Whatever the records contain, reproduce all of them exactly.

___ Dataset entries

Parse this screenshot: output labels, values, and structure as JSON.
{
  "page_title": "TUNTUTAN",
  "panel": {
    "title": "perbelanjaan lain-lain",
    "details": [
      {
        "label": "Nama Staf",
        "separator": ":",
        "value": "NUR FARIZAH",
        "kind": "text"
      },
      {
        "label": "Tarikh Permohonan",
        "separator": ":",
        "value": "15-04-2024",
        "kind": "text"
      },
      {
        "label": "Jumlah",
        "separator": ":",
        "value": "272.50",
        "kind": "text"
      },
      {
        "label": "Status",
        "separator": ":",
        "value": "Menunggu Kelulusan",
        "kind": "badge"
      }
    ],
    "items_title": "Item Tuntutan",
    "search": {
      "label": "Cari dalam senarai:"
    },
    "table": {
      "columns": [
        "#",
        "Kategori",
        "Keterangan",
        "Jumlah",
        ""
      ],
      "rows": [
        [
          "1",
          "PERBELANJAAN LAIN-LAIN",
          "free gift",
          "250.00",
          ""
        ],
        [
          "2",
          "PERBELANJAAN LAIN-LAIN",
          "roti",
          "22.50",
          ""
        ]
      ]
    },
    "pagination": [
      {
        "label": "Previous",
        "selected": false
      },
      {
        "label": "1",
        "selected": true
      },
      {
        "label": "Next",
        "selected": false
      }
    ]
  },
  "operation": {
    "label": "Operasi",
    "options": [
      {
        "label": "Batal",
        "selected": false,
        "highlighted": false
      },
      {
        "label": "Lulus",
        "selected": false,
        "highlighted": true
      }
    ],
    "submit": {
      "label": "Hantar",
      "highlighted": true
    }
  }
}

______

#### [Exercise answer]
Parse this screenshot: output labels, values, and structure as JSON.
{
  "page_title": "TUNTUTAN",
  "panel": {
    "title": "perbelanjaan lain-lain",
    "details": [
      {
        "label": "Nama Staf",
        "separator": ":",
        "value": "NUR FARIZAH",
        "kind": "text"
      },
      {
        "label": "Tarikh Permohonan",
        "separator": ":",
        "value": "15-04-2024",
        "kind": "text"
      },
      {
        "label": "Jumlah",
        "separator": ":",
        "value": "272.50",
        "kind": "text"
      },
      {
        "label": "Status",
        "separator": ":",
        "value": "Menunggu Kelulusan",
        "kind": "badge"
      }
    ],
    "items_title": "Item Tuntutan",
    "search": {
      "label": "Cari dalam senarai:"
    },
    "table": {
      "columns": [
        "#",
        "Kategori",
        "Keterangan",
        "Jumlah",
        ""
      ],
      "rows": [
        [
          "1",
          "PERBELANJAAN LAIN-LAIN",
          "free gift",
          "250.00",
          ""
        ],
        [
          "2",
          "PERBELANJAAN LAIN-LAIN",
          "roti",
          "22.50",
          ""
        ]
      ]
    },
    "pagination": [
      {
        "label": "Previous",
        "selected": false
      },
      {
        "label": "1",
        "selected": true
      },
      {
        "label": "Next",
        "selected": false
      }
    ]
  },
  "operation": {
    "label": "Operasi",
    "options": [
      {
        "label": "Batal",
        "selected": false,
        "highlighted": false
      },
      {
        "label": "Lulus",
        "selected": false,
        "highlighted": true
      }
    ],
    "submit": {
      "label": "Hantar",
      "highlighted": true
    }
  }
}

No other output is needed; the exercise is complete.